• Task directions
Tally the lines in the data below where the word "CAST" appears, and give the tally alone.
........
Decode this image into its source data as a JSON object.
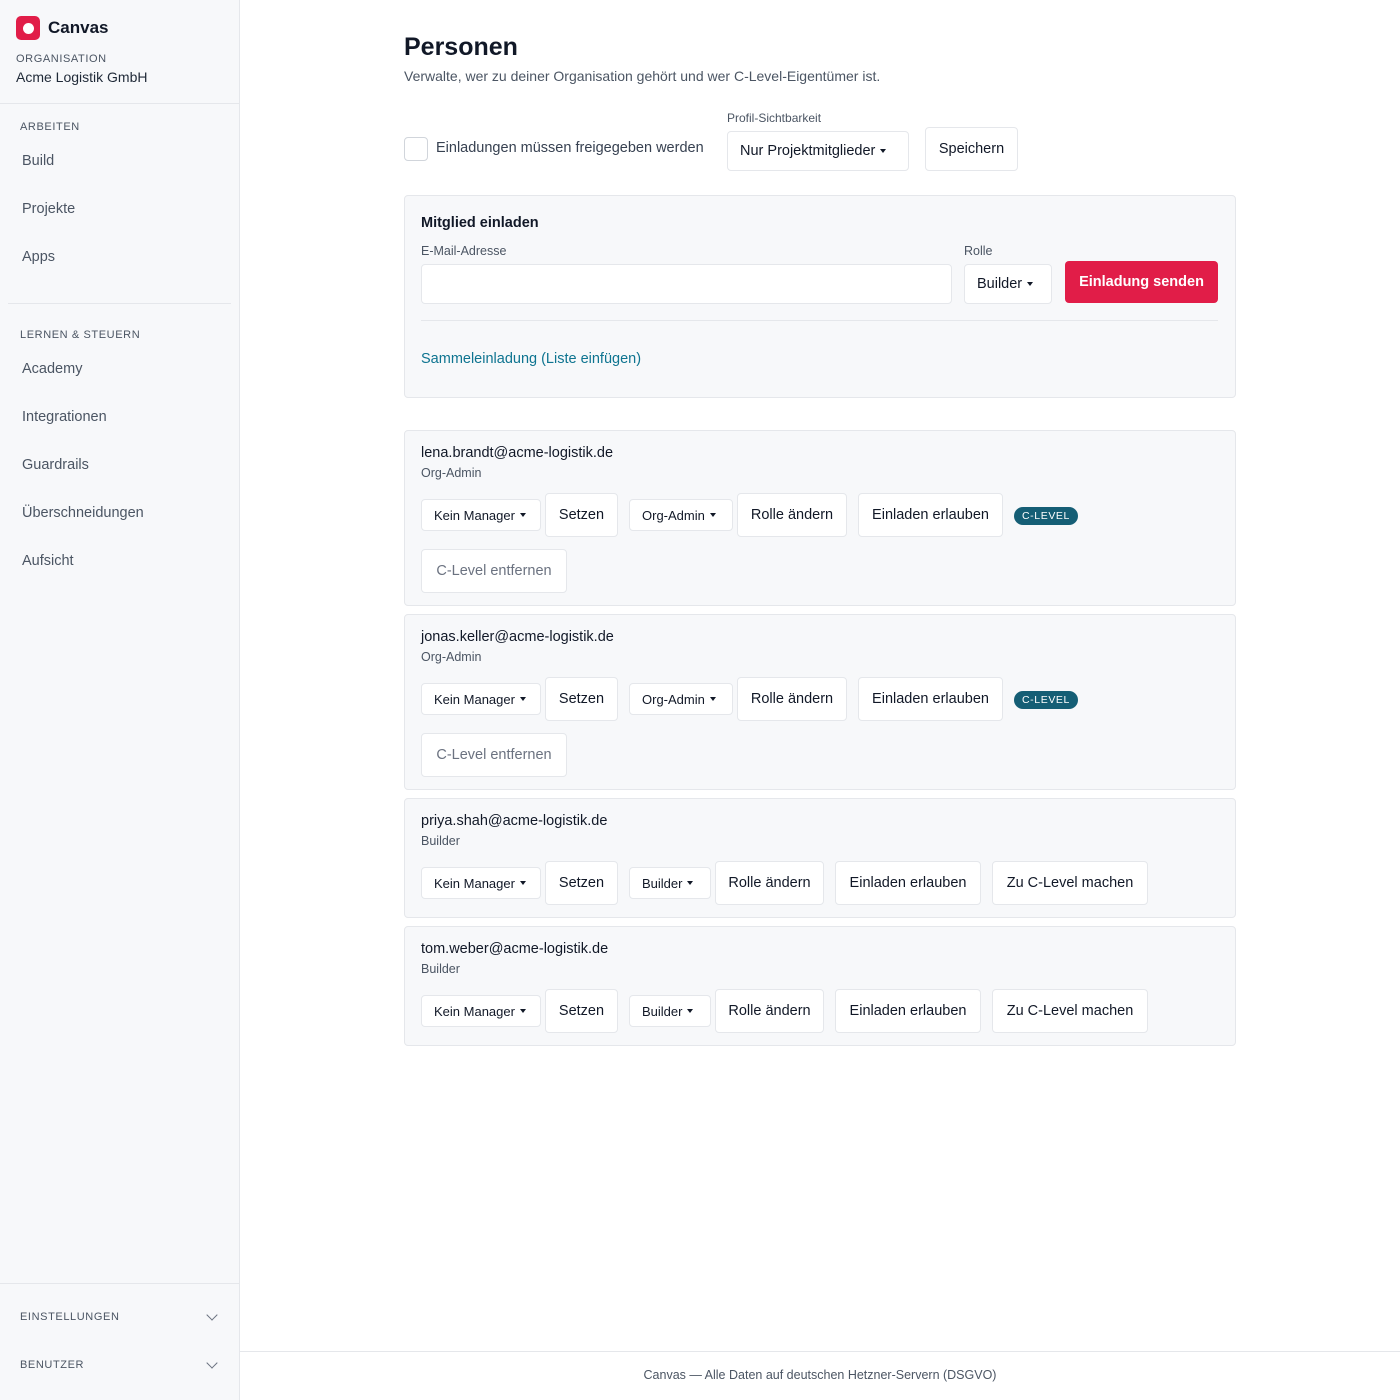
{
  "brand": {
    "name": "Canvas",
    "accent": "#e11d48"
  },
  "organization": {
    "label": "ORGANISATION",
    "name": "Acme Logistik GmbH"
  },
  "sidebar": {
    "sections": [
      {
        "label": "ARBEITEN",
        "items": [
          "Build",
          "Projekte",
          "Apps"
        ]
      },
      {
        "label": "LERNEN & STEUERN",
        "items": [
          "Academy",
          "Integrationen",
          "Guardrails",
          "Überschneidungen",
          "Aufsicht"
        ]
      }
    ],
    "collapsibles": [
      "EINSTELLUNGEN",
      "BENUTZER"
    ]
  },
  "page": {
    "title": "Personen",
    "subtitle": "Verwalte, wer zu deiner Organisation gehört und wer C-Level-Eigentümer ist."
  },
  "settings": {
    "approval_label": "Einladungen müssen freigegeben werden",
    "approval_checked": false,
    "visibility_label": "Profil-Sichtbarkeit",
    "visibility_value": "Nur Projektmitglieder",
    "save_label": "Speichern"
  },
  "invite": {
    "title": "Mitglied einladen",
    "email_label": "E-Mail-Adresse",
    "email_value": "",
    "role_label": "Rolle",
    "role_value": "Builder",
    "send_label": "Einladung senden",
    "bulk_link": "Sammeleinladung (Liste einfügen)"
  },
  "members": [
    {
      "email": "lena.brandt@acme-logistik.de",
      "role": "Org-Admin",
      "manager_value": "Kein Manager",
      "set_label": "Setzen",
      "role_select_value": "Org-Admin",
      "change_role_label": "Rolle ändern",
      "allow_invite_label": "Einladen erlauben",
      "badge": "C-LEVEL",
      "clevel_action": "C-Level entfernen"
    },
    {
      "email": "jonas.keller@acme-logistik.de",
      "role": "Org-Admin",
      "manager_value": "Kein Manager",
      "set_label": "Setzen",
      "role_select_value": "Org-Admin",
      "change_role_label": "Rolle ändern",
      "allow_invite_label": "Einladen erlauben",
      "badge": "C-LEVEL",
      "clevel_action": "C-Level entfernen"
    },
    {
      "email": "priya.shah@acme-logistik.de",
      "role": "Builder",
      "manager_value": "Kein Manager",
      "set_label": "Setzen",
      "role_select_value": "Builder",
      "change_role_label": "Rolle ändern",
      "allow_invite_label": "Einladen erlauben",
      "clevel_action": "Zu C-Level machen"
    },
    {
      "email": "tom.weber@acme-logistik.de",
      "role": "Builder",
      "manager_value": "Kein Manager",
      "set_label": "Setzen",
      "role_select_value": "Builder",
      "change_role_label": "Rolle ändern",
      "allow_invite_label": "Einladen erlauben",
      "clevel_action": "Zu C-Level machen"
    }
  ],
  "footer": {
    "text": "Canvas — Alle Daten auf deutschen Hetzner-Servern (DSGVO)"
  },
  "colors": {
    "primary": "#e11d48",
    "link": "#0e7490",
    "badge": "#155e75",
    "panel": "#f7f8fa",
    "border": "#e5e7eb"
  }
}
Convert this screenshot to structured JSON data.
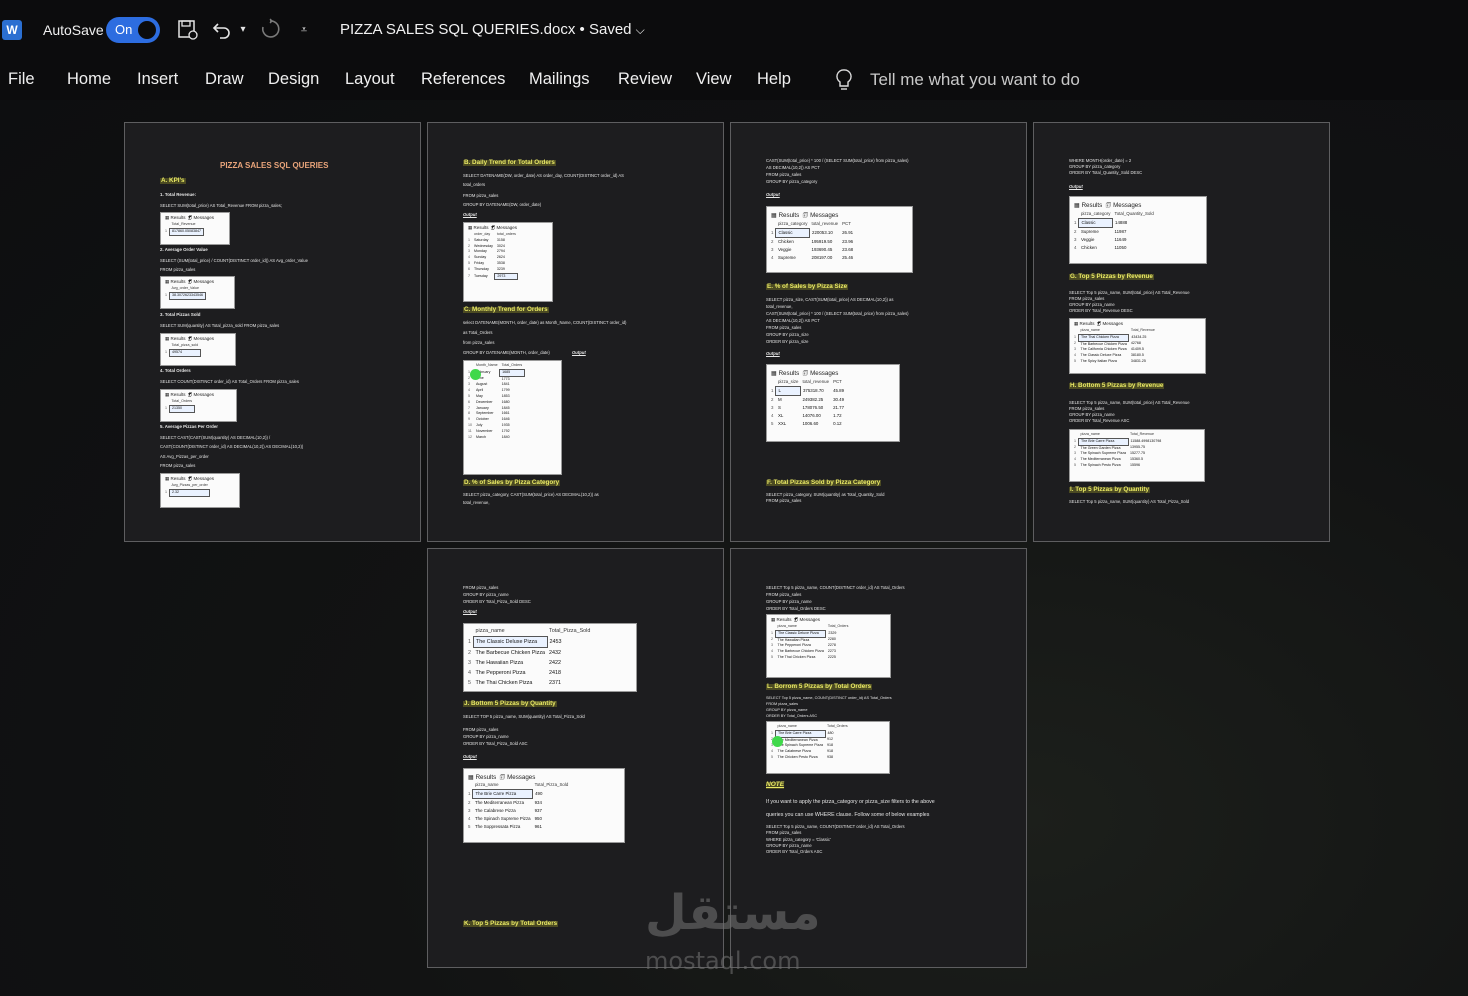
{
  "window": {
    "autosave_label": "AutoSave",
    "autosave_state": "On",
    "doc_title": "PIZZA SALES SQL QUERIES.docx",
    "doc_status": "• Saved",
    "word_icon": "W"
  },
  "menu": {
    "items": [
      "File",
      "Home",
      "Insert",
      "Draw",
      "Design",
      "Layout",
      "References",
      "Mailings",
      "Review",
      "View",
      "Help"
    ],
    "tell_me": "Tell me what you want to do"
  },
  "page1": {
    "title": "PIZZA SALES SQL QUERIES",
    "heading_kpi": "A. KPI’s",
    "q1": "1. Total Revenue:",
    "q1_code": "SELECT SUM(total_price) AS Total_Revenue FROM pizza_sales;",
    "r1_header": "Total_Revenue",
    "r1_value": "817860.05083847",
    "q2": "2. Average Order Value",
    "q2_code1": "SELECT (SUM(total_price) / COUNT(DISTINCT order_id)) AS Avg_order_Value",
    "q2_code2": "FROM pizza_sales",
    "r2_header": "Avg_order_Value",
    "r2_value": "38.3072623343546",
    "q3": "3. Total Pizzas Sold",
    "q3_code": "SELECT SUM(quantity) AS Total_pizza_sold FROM pizza_sales",
    "r3_header": "Total_pizza_sold",
    "r3_value": "49574",
    "q4": "4. Total Orders",
    "q4_code": "SELECT COUNT(DISTINCT order_id) AS Total_Orders FROM pizza_sales",
    "r4_header": "Total_Orders",
    "r4_value": "21350",
    "q5": "5. Average Pizzas Per Order",
    "q5_code1": "SELECT CAST(CAST(SUM(quantity) AS DECIMAL(10,2)) /",
    "q5_code2": "CAST(COUNT(DISTINCT order_id) AS DECIMAL(10,2)) AS DECIMAL(10,2))",
    "q5_code3": "AS Avg_Pizzas_per_order",
    "q5_code4": "FROM pizza_sales",
    "r5_header": "Avg_Pizzas_per_order",
    "r5_value": "2.32"
  },
  "results": {
    "results_tab": "Results",
    "messages_tab": "Messages",
    "output_label": "Output"
  },
  "page2": {
    "heading_b": "B. Daily Trend for Total Orders",
    "b_code1": "SELECT DATENAME(DW, order_date) AS order_day, COUNT(DISTINCT order_id) AS",
    "b_code2": "total_orders",
    "b_code3": "FROM pizza_sales",
    "b_code4": "GROUP BY DATENAME(DW, order_date)",
    "daily_cols": [
      "order_day",
      "total_orders"
    ],
    "daily_rows": [
      [
        "Saturday",
        "3158"
      ],
      [
        "Wednesday",
        "3024"
      ],
      [
        "Monday",
        "2794"
      ],
      [
        "Sunday",
        "2624"
      ],
      [
        "Friday",
        "3538"
      ],
      [
        "Thursday",
        "3239"
      ],
      [
        "Tuesday",
        "2973"
      ]
    ],
    "heading_c": "C. Monthly Trend for Orders",
    "c_code1": "select DATENAME(MONTH, order_date) as Month_Name, COUNT(DISTINCT order_id)",
    "c_code2": "as Total_Orders",
    "c_code3": "from pizza_sales",
    "c_code4": "GROUP BY DATENAME(MONTH, order_date)",
    "monthly_cols": [
      "Month_Name",
      "Total_Orders"
    ],
    "monthly_rows": [
      [
        "February",
        "1685"
      ],
      [
        "June",
        "1773"
      ],
      [
        "August",
        "1841"
      ],
      [
        "April",
        "1799"
      ],
      [
        "May",
        "1853"
      ],
      [
        "December",
        "1680"
      ],
      [
        "January",
        "1845"
      ],
      [
        "September",
        "1661"
      ],
      [
        "October",
        "1646"
      ],
      [
        "July",
        "1935"
      ],
      [
        "November",
        "1792"
      ],
      [
        "March",
        "1840"
      ]
    ],
    "heading_d": "D. % of Sales by Pizza Category",
    "d_code1": "SELECT pizza_category, CAST(SUM(total_price) AS DECIMAL(10,2)) as",
    "d_code2": "total_revenue,"
  },
  "page3": {
    "code1": "CAST(SUM(total_price) * 100 / (SELECT SUM(total_price) from pizza_sales)",
    "code2": "AS DECIMAL(10,2)) AS PCT",
    "code3": "FROM pizza_sales",
    "code4": "GROUP BY pizza_category",
    "cat_cols": [
      "pizza_category",
      "total_revenue",
      "PCT"
    ],
    "cat_rows": [
      [
        "Classic",
        "220053.10",
        "26.91"
      ],
      [
        "Chicken",
        "195919.50",
        "23.96"
      ],
      [
        "Veggie",
        "193690.45",
        "23.68"
      ],
      [
        "Supreme",
        "208197.00",
        "25.46"
      ]
    ],
    "heading_e": "E. % of Sales by Pizza Size",
    "e_code1": "SELECT pizza_size, CAST(SUM(total_price) AS DECIMAL(10,2)) as",
    "e_code2": "total_revenue,",
    "e_code3": "CAST(SUM(total_price) * 100 / (SELECT SUM(total_price) from pizza_sales)",
    "e_code4": "AS DECIMAL(10,2)) AS PCT",
    "e_code5": "FROM pizza_sales",
    "e_code6": "GROUP BY pizza_size",
    "e_code7": "ORDER BY pizza_size",
    "size_cols": [
      "pizza_size",
      "total_revenue",
      "PCT"
    ],
    "size_rows": [
      [
        "L",
        "375318.70",
        "45.89"
      ],
      [
        "M",
        "249382.25",
        "30.49"
      ],
      [
        "S",
        "178076.50",
        "21.77"
      ],
      [
        "XL",
        "14076.00",
        "1.72"
      ],
      [
        "XXL",
        "1006.60",
        "0.12"
      ]
    ],
    "heading_f": "F. Total Pizzas Sold by Pizza Category",
    "f_code1": "SELECT pizza_category, SUM(quantity) as Total_Quantity_Sold",
    "f_code2": "FROM pizza_sales"
  },
  "page4": {
    "code1": "WHERE MONTH(order_date) = 2",
    "code2": "GROUP BY pizza_category",
    "code3": "ORDER BY Total_Quantity_Sold DESC",
    "qty_cols": [
      "pizza_category",
      "Total_Quantity_Sold"
    ],
    "qty_rows": [
      [
        "Classic",
        "14888"
      ],
      [
        "Supreme",
        "11987"
      ],
      [
        "Veggie",
        "11649"
      ],
      [
        "Chicken",
        "11050"
      ]
    ],
    "heading_g": "G. Top 5 Pizzas by Revenue",
    "g_code1": "SELECT Top 5 pizza_name, SUM(total_price) AS Total_Revenue",
    "g_code2": "FROM pizza_sales",
    "g_code3": "GROUP BY pizza_name",
    "g_code4": "ORDER BY Total_Revenue DESC",
    "top_rev_cols": [
      "pizza_name",
      "Total_Revenue"
    ],
    "top_rev_rows": [
      [
        "The Thai Chicken Pizza",
        "43434.25"
      ],
      [
        "The Barbecue Chicken Pizza",
        "42768"
      ],
      [
        "The California Chicken Pizza",
        "41409.5"
      ],
      [
        "The Classic Deluxe Pizza",
        "38180.5"
      ],
      [
        "The Spicy Italian Pizza",
        "34831.25"
      ]
    ],
    "heading_h": "H. Bottom 5 Pizzas by Revenue",
    "h_code1": "SELECT Top 5 pizza_name, SUM(total_price) AS Total_Revenue",
    "h_code2": "FROM pizza_sales",
    "h_code3": "GROUP BY pizza_name",
    "h_code4": "ORDER BY Total_Revenue ASC",
    "bot_rev_cols": [
      "pizza_name",
      "Total_Revenue"
    ],
    "bot_rev_rows": [
      [
        "The Brie Carre Pizza",
        "11588.4998130798"
      ],
      [
        "The Green Garden Pizza",
        "13955.75"
      ],
      [
        "The Spinach Supreme Pizza",
        "15277.75"
      ],
      [
        "The Mediterranean Pizza",
        "15360.5"
      ],
      [
        "The Spinach Pesto Pizza",
        "15596"
      ]
    ],
    "heading_i": "I. Top 5 Pizzas by Quantity",
    "i_code": "SELECT Top 5 pizza_name, SUM(quantity) AS Total_Pizza_Sold"
  },
  "page5": {
    "code1": "FROM pizza_sales",
    "code2": "GROUP BY pizza_name",
    "code3": "ORDER BY Total_Pizza_Sold DESC",
    "top_qty_cols": [
      "pizza_name",
      "Total_Pizza_Sold"
    ],
    "top_qty_rows": [
      [
        "The Classic Deluxe Pizza",
        "2453"
      ],
      [
        "The Barbecue Chicken Pizza",
        "2432"
      ],
      [
        "The Hawaiian Pizza",
        "2422"
      ],
      [
        "The Pepperoni Pizza",
        "2418"
      ],
      [
        "The Thai Chicken Pizza",
        "2371"
      ]
    ],
    "heading_j": "J. Bottom 5 Pizzas by Quantity",
    "j_code1": "SELECT TOP 5 pizza_name, SUM(quantity) AS Total_Pizza_Sold",
    "j_code2": "FROM pizza_sales",
    "j_code3": "GROUP BY pizza_name",
    "j_code4": "ORDER BY Total_Pizza_Sold ASC",
    "bot_qty_cols": [
      "pizza_name",
      "Total_Pizza_Sold"
    ],
    "bot_qty_rows": [
      [
        "The Brie Carre Pizza",
        "490"
      ],
      [
        "The Mediterranean Pizza",
        "934"
      ],
      [
        "The Calabrese Pizza",
        "937"
      ],
      [
        "The Spinach Supreme Pizza",
        "950"
      ],
      [
        "The Soppressata Pizza",
        "961"
      ]
    ],
    "heading_k": "K. Top 5 Pizzas by Total Orders"
  },
  "page6": {
    "code1": "SELECT Top 5 pizza_name, COUNT(DISTINCT order_id) AS Total_Orders",
    "code2": "FROM pizza_sales",
    "code3": "GROUP BY pizza_name",
    "code4": "ORDER BY Total_Orders DESC",
    "top_ord_cols": [
      "pizza_name",
      "Total_Orders"
    ],
    "top_ord_rows": [
      [
        "The Classic Deluxe Pizza",
        "2329"
      ],
      [
        "The Hawaiian Pizza",
        "2280"
      ],
      [
        "The Pepperoni Pizza",
        "2278"
      ],
      [
        "The Barbecue Chicken Pizza",
        "2273"
      ],
      [
        "The Thai Chicken Pizza",
        "2225"
      ]
    ],
    "heading_l": "L. Borrom 5 Pizzas by Total Orders",
    "l_code1": "SELECT Top 5 pizza_name, COUNT(DISTINCT order_id) AS Total_Orders",
    "l_code2": "FROM pizza_sales",
    "l_code3": "GROUP BY pizza_name",
    "l_code4": "ORDER BY Total_Orders ASC",
    "bot_ord_cols": [
      "pizza_name",
      "Total_Orders"
    ],
    "bot_ord_rows": [
      [
        "The Brie Carre Pizza",
        "480"
      ],
      [
        "The Mediterranean Pizza",
        "912"
      ],
      [
        "The Spinach Supreme Pizza",
        "918"
      ],
      [
        "The Calabrese Pizza",
        "918"
      ],
      [
        "The Chicken Pesto Pizza",
        "938"
      ]
    ],
    "note_label": "NOTE",
    "note_line1": "If you want to apply the pizza_category or pizza_size filters to the above",
    "note_line2": "queries you can use WHERE clause. Follow some of below examples",
    "ex_code1": "SELECT Top 5 pizza_name, COUNT(DISTINCT order_id) AS Total_Orders",
    "ex_code2": "FROM pizza_sales",
    "ex_code3": "WHERE pizza_category = 'Classic'",
    "ex_code4": "GROUP BY pizza_name",
    "ex_code5": "ORDER BY Total_Orders ASC"
  },
  "watermark": {
    "arabic": "مستقل",
    "latin": "mostaql.com"
  }
}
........
• Solution to the exercise
6